There's only one way to discuss Alfonso Soriano, and that's realistically.
No, he's not the player the Cubs thought he was when they signed him in the fall of 2006.
Yes, his eight-year, $136 million contract is one of the most egregious of all time.
No, he's not going away any time soon.
Yes, he's going to play left field on most days for the Cubs this season.
The Cubs, their fans and the media will just have to deal with it.
You know the deal with Soriano. Cubs general manager Jim Hendry and the Tribune Co. vastly overpaid Soriano. The drill was rebuild the team, shoot up the value of the Cubs so the Trib could sell them, win a World Series and let the suits go out in a blaze of glory.
You know how that worked out.
Back to today's reality.
What the Cubs have in Soriano is a player who can be at least serviceable for a couple more years -- and maybe even good. His OPS of .818 last year ranked him 28th in the National League and 11th among outfielders.
He played in 147 games, the most of his Cubs career. His hitting line was .258/.321/.496 with 24 home runs and 79 RBI.
Let's look at the Soriano factors.
If Soriano stays healthy, and he reported to spring training in great shape, one can expect some improvement over last year's numbers. But let's also remember Soriano is 35 years old.
Soriano seems comfortable working with hitting coach Rudy Jaramillo (with whom he worked successfully in Texas), and if Jaramillo can get Soriano to use the opposite field a little more, the batting average and on-base percentage might improve.
Realistically, if the Cubs can get 30-35 home runs from Soriano, they'll be doing well enough.
Although Soriano says his legs are in great shape, don't expect a lot in the way of stolen bases.
The Cubs don't need that from Soriano anyway. Since he hit 46 homers and stole 41 bases for the Nationals in 2006, Soriano's stolen-base totals with the Cubs have been 19, 19, 9 and 5.
Soriano is not suited for the defensive side of the ball, but the Cubs have to play him somewhere.
So left field it is.
Manager Mike Quade, who worked with the outfielders before taking over as manager last August, provided some observations about Soriano recently, given criticism that Soriano wants no part of Wrigley Field's brick wall in left.
"I never thought he was afraid of the wall," Quade said in Arizona. "It's just getting comfortable and understanding judgment of the warning track. This guy didn't grow up playing the outfield."
The rest of it:
In four years as a Cub, Soriano has a hitting line of .271/.327/.505 for an OPS of .832. His 106 home runs during that time are tops on the team, ahead of Aramis Ramirez (93) and now-ex-Cub Derrek Lee (93).

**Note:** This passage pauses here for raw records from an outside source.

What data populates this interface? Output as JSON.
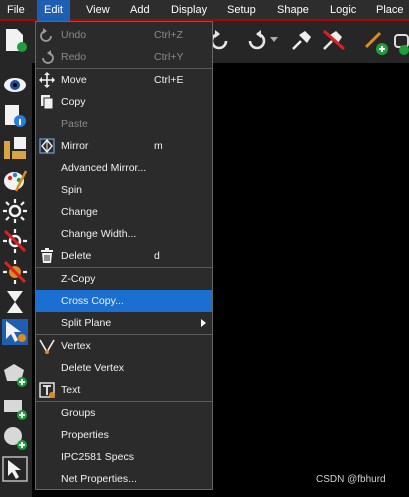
{
  "menubar": {
    "items": [
      {
        "label": "File"
      },
      {
        "label": "Edit"
      },
      {
        "label": "View"
      },
      {
        "label": "Add"
      },
      {
        "label": "Display"
      },
      {
        "label": "Setup"
      },
      {
        "label": "Shape"
      },
      {
        "label": "Logic"
      },
      {
        "label": "Place"
      }
    ],
    "active": "Edit"
  },
  "edit_menu": {
    "items": [
      {
        "label": "Undo",
        "shortcut": "Ctrl+Z",
        "enabled": false,
        "icon": "undo-icon"
      },
      {
        "label": "Redo",
        "shortcut": "Ctrl+Y",
        "enabled": false,
        "icon": "redo-icon"
      },
      {
        "label": "Move",
        "shortcut": "Ctrl+E",
        "enabled": true,
        "icon": "move-icon"
      },
      {
        "label": "Copy",
        "shortcut": "",
        "enabled": true,
        "icon": "copy-icon"
      },
      {
        "label": "Paste",
        "shortcut": "",
        "enabled": false,
        "icon": ""
      },
      {
        "label": "Mirror",
        "shortcut": "m",
        "enabled": true,
        "icon": "mirror-icon"
      },
      {
        "label": "Advanced Mirror...",
        "shortcut": "",
        "enabled": true,
        "icon": ""
      },
      {
        "label": "Spin",
        "shortcut": "",
        "enabled": true,
        "icon": ""
      },
      {
        "label": "Change",
        "shortcut": "",
        "enabled": true,
        "icon": ""
      },
      {
        "label": "Change Width...",
        "shortcut": "",
        "enabled": true,
        "icon": ""
      },
      {
        "label": "Delete",
        "shortcut": "d",
        "enabled": true,
        "icon": "trash-icon"
      },
      {
        "label": "Z-Copy",
        "shortcut": "",
        "enabled": true,
        "icon": ""
      },
      {
        "label": "Cross Copy...",
        "shortcut": "",
        "enabled": true,
        "icon": "",
        "highlighted": true
      },
      {
        "label": "Split Plane",
        "shortcut": "",
        "enabled": true,
        "icon": "",
        "submenu": true
      },
      {
        "label": "Vertex",
        "shortcut": "",
        "enabled": true,
        "icon": "vertex-icon"
      },
      {
        "label": "Delete Vertex",
        "shortcut": "",
        "enabled": true,
        "icon": ""
      },
      {
        "label": "Text",
        "shortcut": "",
        "enabled": true,
        "icon": "text-icon"
      },
      {
        "label": "Groups",
        "shortcut": "",
        "enabled": true,
        "icon": ""
      },
      {
        "label": "Properties",
        "shortcut": "",
        "enabled": true,
        "icon": ""
      },
      {
        "label": "IPC2581 Specs",
        "shortcut": "",
        "enabled": true,
        "icon": ""
      },
      {
        "label": "Net Properties...",
        "shortcut": "",
        "enabled": true,
        "icon": ""
      }
    ]
  },
  "watermark": "CSDN @fbhurd",
  "colors": {
    "menubar_bg": "#2d2d2d",
    "menu_active": "#1f5fb3",
    "highlight": "#1a6fd1",
    "menu_bg": "#2b2b2b",
    "accent_red": "#b30000"
  }
}
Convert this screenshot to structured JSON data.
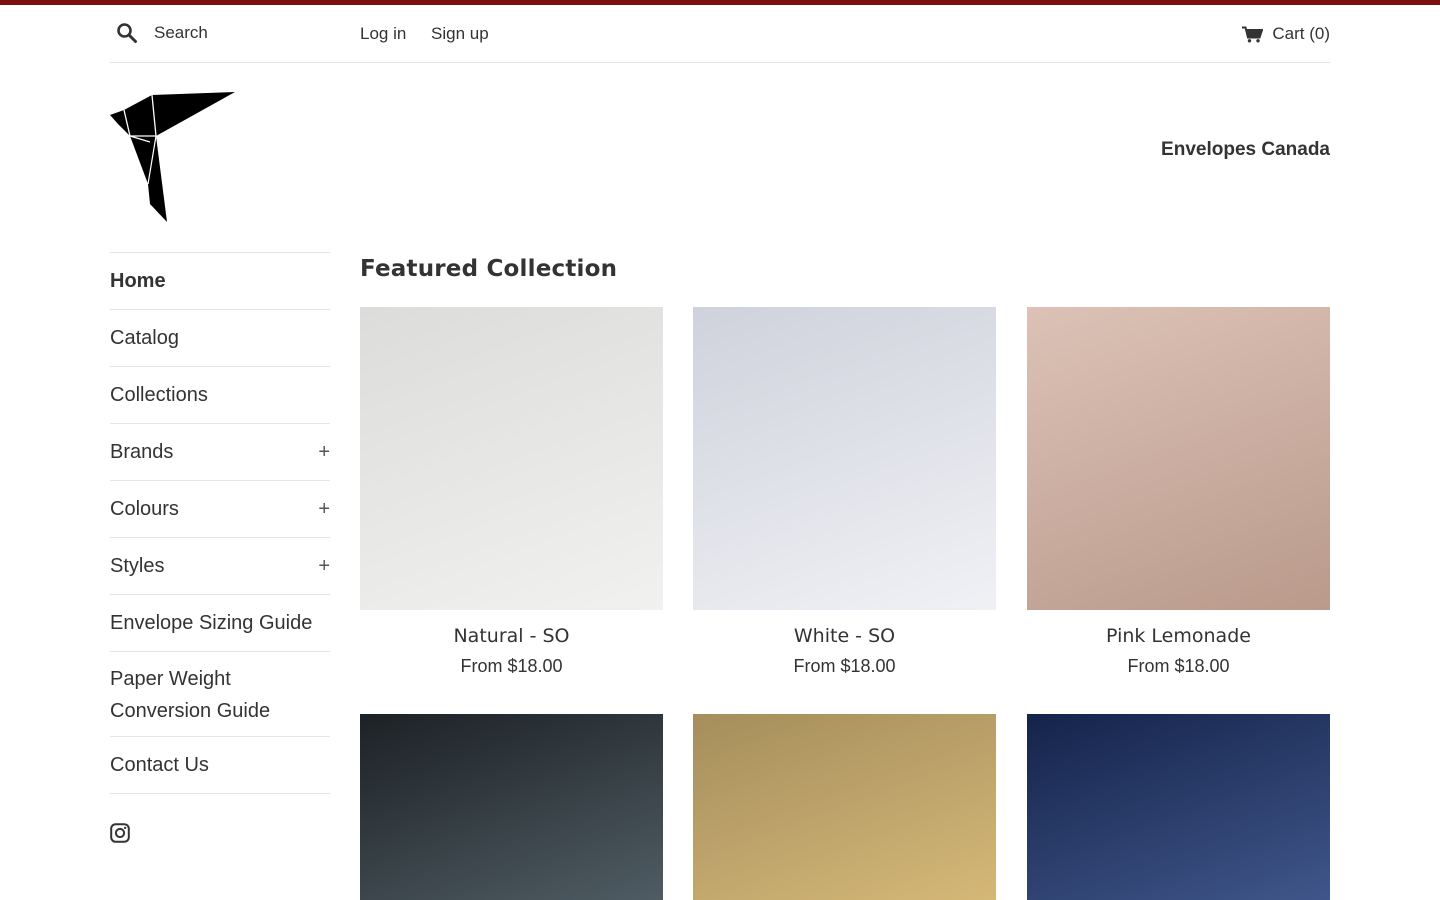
{
  "header": {
    "search_placeholder": "Search",
    "login_label": "Log in",
    "signup_label": "Sign up",
    "cart_label": "Cart (0)"
  },
  "brand": {
    "store_name": "Envelopes Canada",
    "accent_color": "#7a1010"
  },
  "sidebar": {
    "items": [
      {
        "label": "Home",
        "active": true
      },
      {
        "label": "Catalog"
      },
      {
        "label": "Collections"
      },
      {
        "label": "Brands",
        "expandable": true
      },
      {
        "label": "Colours",
        "expandable": true
      },
      {
        "label": "Styles",
        "expandable": true
      },
      {
        "label": "Envelope Sizing Guide"
      },
      {
        "label": "Paper Weight Conversion Guide"
      },
      {
        "label": "Contact Us"
      }
    ],
    "expand_symbol": "+",
    "social_icon": "instagram-icon"
  },
  "main": {
    "title": "Featured Collection",
    "products": [
      {
        "name": "Natural - SO",
        "price": "From $18.00",
        "color_from": "#dcdcda",
        "color_to": "#f1f1ef"
      },
      {
        "name": "White - SO",
        "price": "From $18.00",
        "color_from": "#cfd2dc",
        "color_to": "#f0f1f5"
      },
      {
        "name": "Pink Lemonade",
        "price": "From $18.00",
        "color_from": "#dcc2b6",
        "color_to": "#b99a8b"
      },
      {
        "name": "",
        "price": "",
        "color_from": "#1c2125",
        "color_to": "#4f5c63"
      },
      {
        "name": "",
        "price": "",
        "color_from": "#a58e5c",
        "color_to": "#d5b878"
      },
      {
        "name": "",
        "price": "",
        "color_from": "#14234a",
        "color_to": "#40568a"
      }
    ]
  }
}
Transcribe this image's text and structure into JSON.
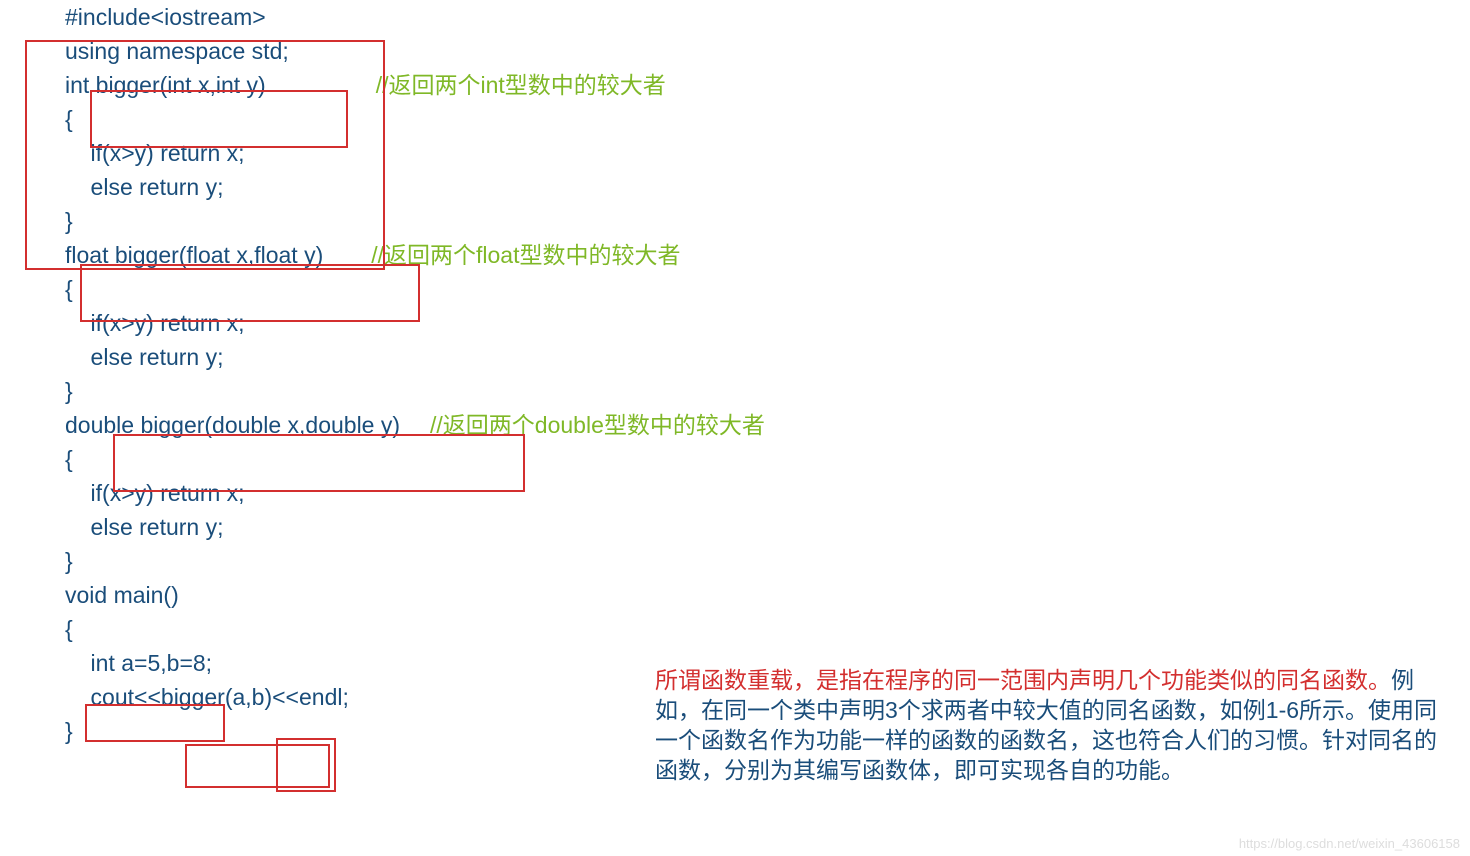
{
  "code": {
    "l1": "#include<iostream>",
    "l2": "using namespace std;",
    "l3": "",
    "l4": "int bigger(int x,int y)",
    "l4c": "//返回两个int型数中的较大者",
    "l5": "{",
    "l6": "    if(x>y) return x;",
    "l7": "    else return y;",
    "l8": "}",
    "l9": "float bigger(float x,float y)",
    "l9c": "//返回两个float型数中的较大者",
    "l10": "{",
    "l11": "    if(x>y) return x;",
    "l12": "    else return y;",
    "l13": "}",
    "l14": "double bigger(double x,double y)",
    "l14c": "//返回两个double型数中的较大者",
    "l15": "{",
    "l16": "    if(x>y) return x;",
    "l17": "    else return y;",
    "l18": "}",
    "l19": "",
    "l20": "void main()",
    "l21": "{",
    "l22": "    int a=5,b=8;",
    "l23": "    cout<<bigger(a,b)<<endl;",
    "l24": "}"
  },
  "explanation": {
    "red": "所谓函数重载，是指在程序的同一范围内声明几个功能类似的同名函数。",
    "rest": "例如，在同一个类中声明3个求两者中较大值的同名函数，如例1-6所示。使用同一个函数名作为功能一样的函数的函数名，这也符合人们的习惯。针对同名的函数，分别为其编写函数体，即可实现各自的功能。"
  },
  "watermark": "https://blog.csdn.net/weixin_43606158"
}
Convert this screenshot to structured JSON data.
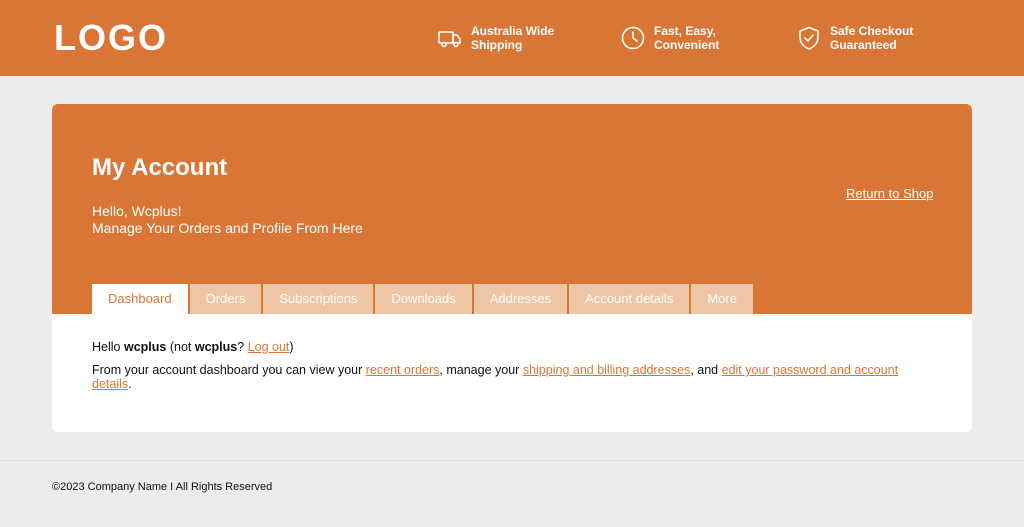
{
  "header": {
    "logo": "LOGO",
    "features": [
      {
        "icon": "truck-icon",
        "text": "Australia Wide\nShipping"
      },
      {
        "icon": "clock-icon",
        "text": "Fast, Easy,\nConvenient"
      },
      {
        "icon": "shield-check-icon",
        "text": "Safe Checkout\nGuaranteed"
      }
    ]
  },
  "account": {
    "title": "My Account",
    "greeting": "Hello, Wcplus!",
    "subtitle": "Manage Your Orders and Profile From Here",
    "return_link": "Return to Shop",
    "tabs": [
      "Dashboard",
      "Orders",
      "Subscriptions",
      "Downloads",
      "Addresses",
      "Account details",
      "More"
    ],
    "active_tab": "Dashboard"
  },
  "dashboard": {
    "hello": "Hello",
    "username": "wcplus",
    "not_open": "(not",
    "not_user": "wcplus",
    "question": "?",
    "logout": "Log out",
    "close_paren": ")",
    "intro": "From your account dashboard you can view your",
    "recent_orders": "recent orders",
    "mid1": ", manage your",
    "addresses_link": "shipping and billing addresses",
    "mid2": ", and",
    "edit_link": "edit your password and account details",
    "end": "."
  },
  "footer": {
    "copyright": "©2023 Company Name I All Rights Reserved"
  },
  "colors": {
    "brand": "#d97636",
    "tab_inactive": "#eec6a6",
    "page_bg": "#ececec"
  }
}
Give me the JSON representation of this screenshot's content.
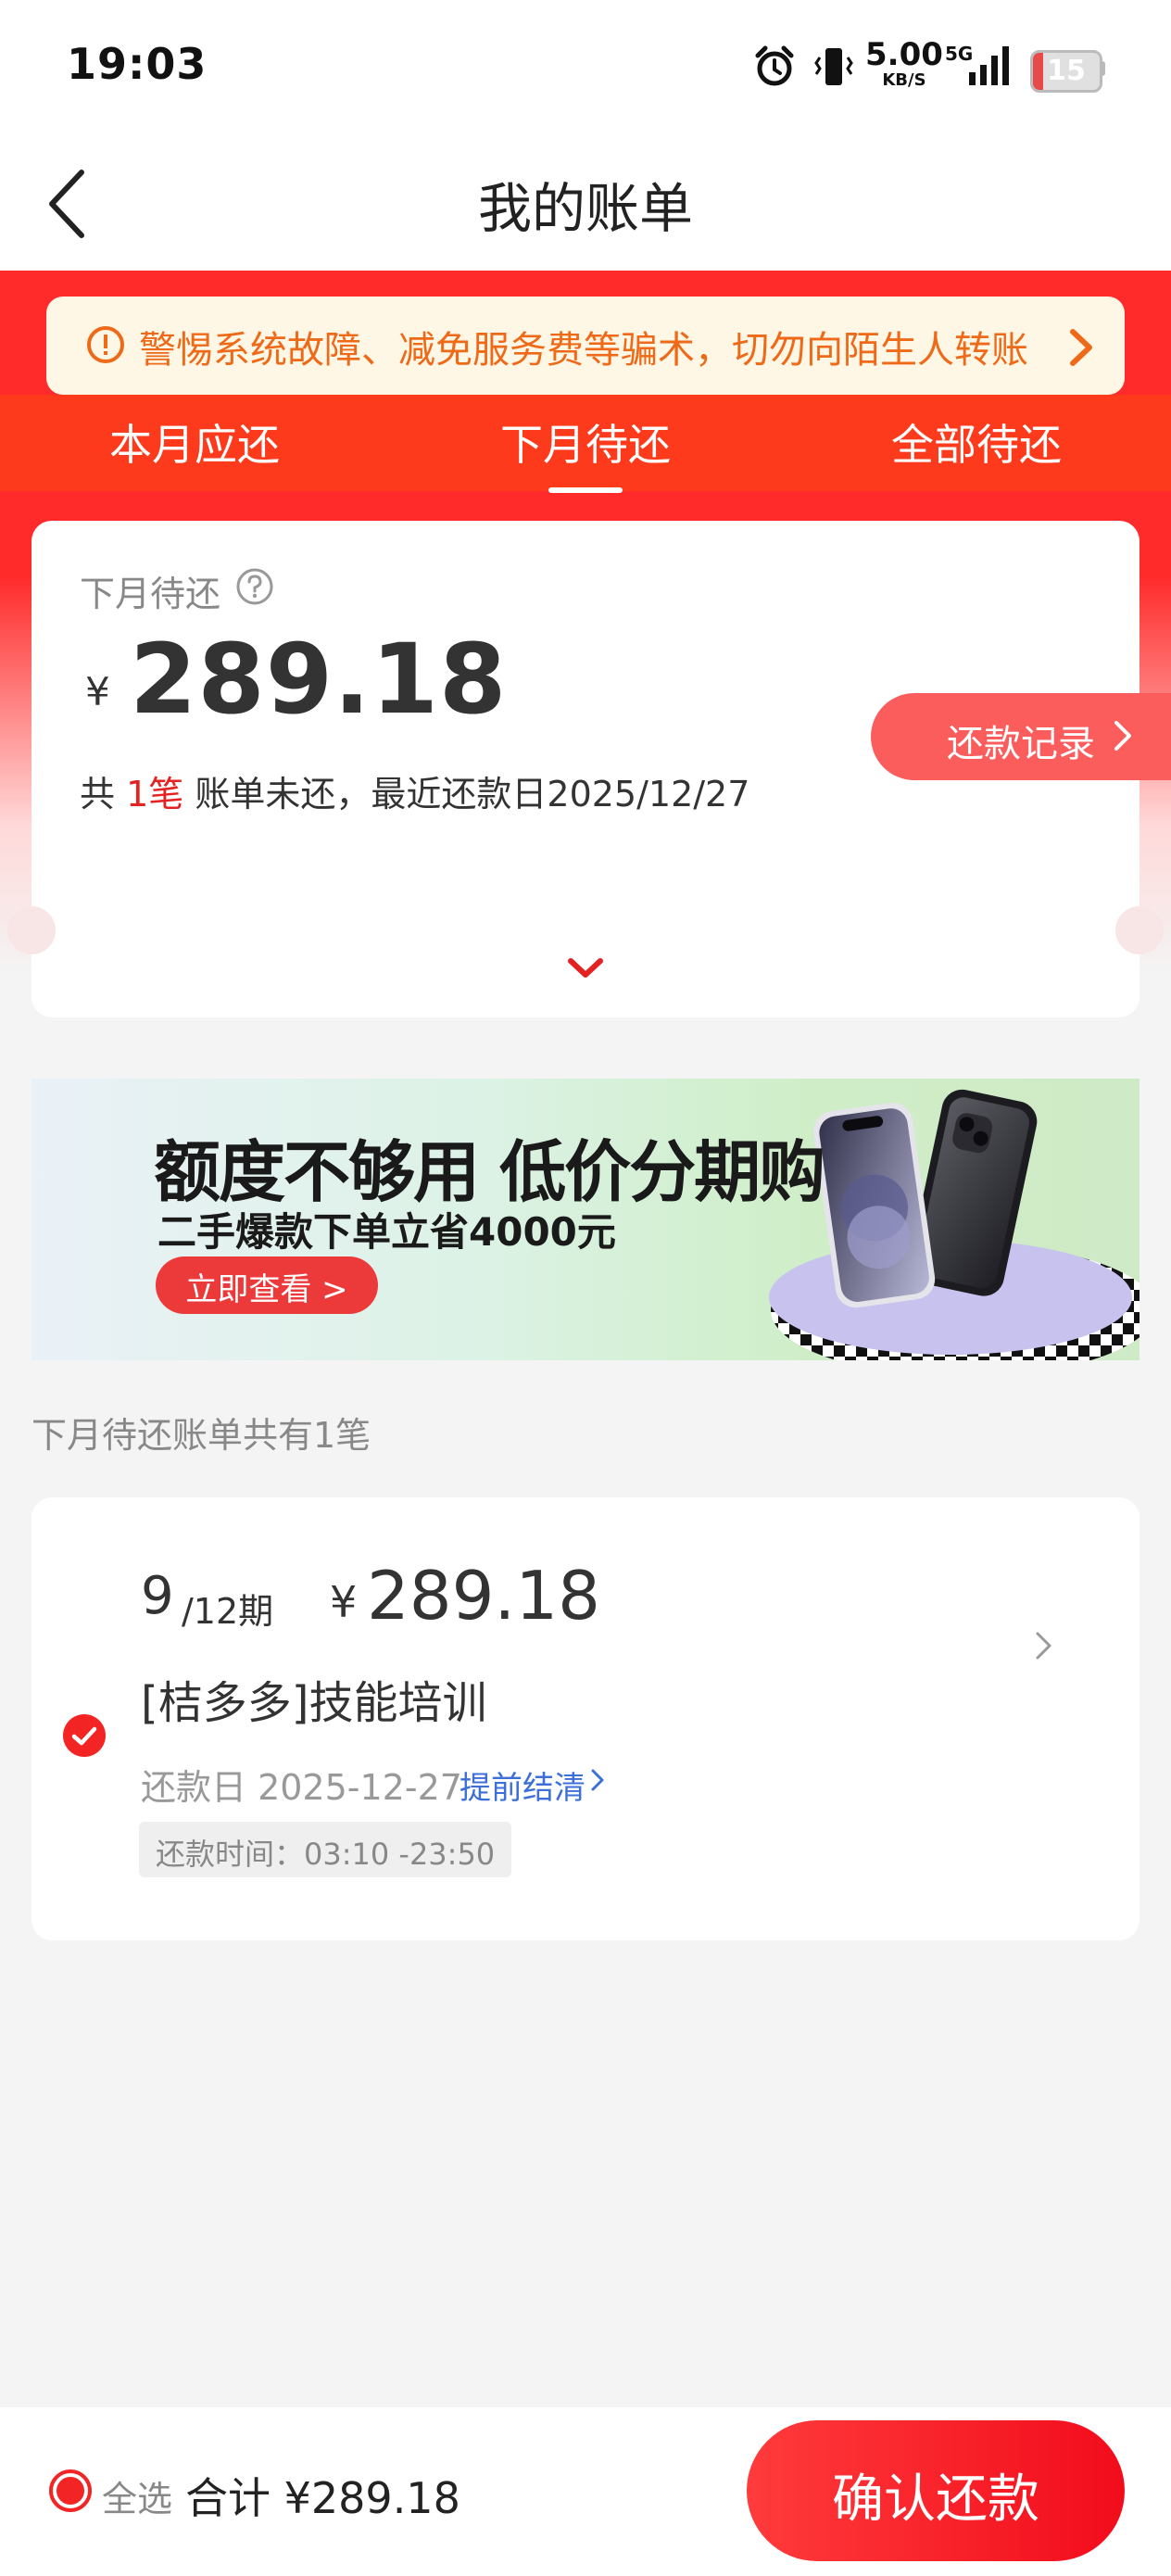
{
  "status_bar": {
    "time": "19:03",
    "net_speed_value": "5.00",
    "net_speed_unit": "KB/S",
    "network": "5G",
    "battery": "15",
    "battery_level": 0.15,
    "icons": [
      "alarm-icon",
      "vibrate-icon",
      "signal-icon",
      "battery-icon"
    ]
  },
  "nav": {
    "title": "我的账单"
  },
  "notice": {
    "text": "警惕系统故障、减免服务费等骗术，切勿向陌生人转账"
  },
  "tabs": [
    {
      "label": "本月应还",
      "active": false
    },
    {
      "label": "下月待还",
      "active": true
    },
    {
      "label": "全部待还",
      "active": false
    }
  ],
  "summary": {
    "label": "下月待还",
    "currency": "¥",
    "amount": "289.18",
    "desc_prefix": "共",
    "desc_count": "1笔",
    "desc_suffix": "账单未还，最近还款日2025/12/27",
    "record_button": "还款记录"
  },
  "banner": {
    "headline": "额度不够用 低价分期购",
    "subtitle": "二手爆款下单立省4000元",
    "button": "立即查看 >"
  },
  "list": {
    "caption": "下月待还账单共有1笔",
    "items": [
      {
        "period_current": "9",
        "period_total": "/12期",
        "currency": "¥",
        "amount": "289.18",
        "name": "[桔多多]技能培训",
        "due": "还款日 2025-12-27",
        "early_payoff": "提前结清",
        "time_window": "还款时间：03:10 -23:50",
        "checked": true
      }
    ]
  },
  "footer": {
    "select_all": "全选",
    "total": "合计 ¥289.18",
    "confirm": "确认还款"
  },
  "colors": {
    "brand_red": "#ff2a2a",
    "tab_bar": "#fe3a1c",
    "notice_text": "#ee6a18",
    "link_blue": "#3c6fd8"
  }
}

The other day in Arizona, Soriano declared: "This is my best spring training so far in my five years with the Cubs. This year, I don't have to worry about getting healthy."
The authors of Baseball Prospectus sum up Soriano's four years in Chicago in the 2011 edition of the book: "He has managed, in that time, to become perhaps the ultimate example of Cubbiedom. When initially introduced, he was reputed to be able to do all sorts of things, like run or play center and be a superstar. Now he's reduced to scaring people when he tries anything on the bases or afield, and his brand of walkless power boils down to very pedestrian production for a left fielder.
"His OBP against right-handers has slipped every year in his Cubs stint, dipping below .300 last season. Considering he has four years to go, you might wonder if the voters shouldn't have asked for an initiative to recall left fielders as well as governors last November."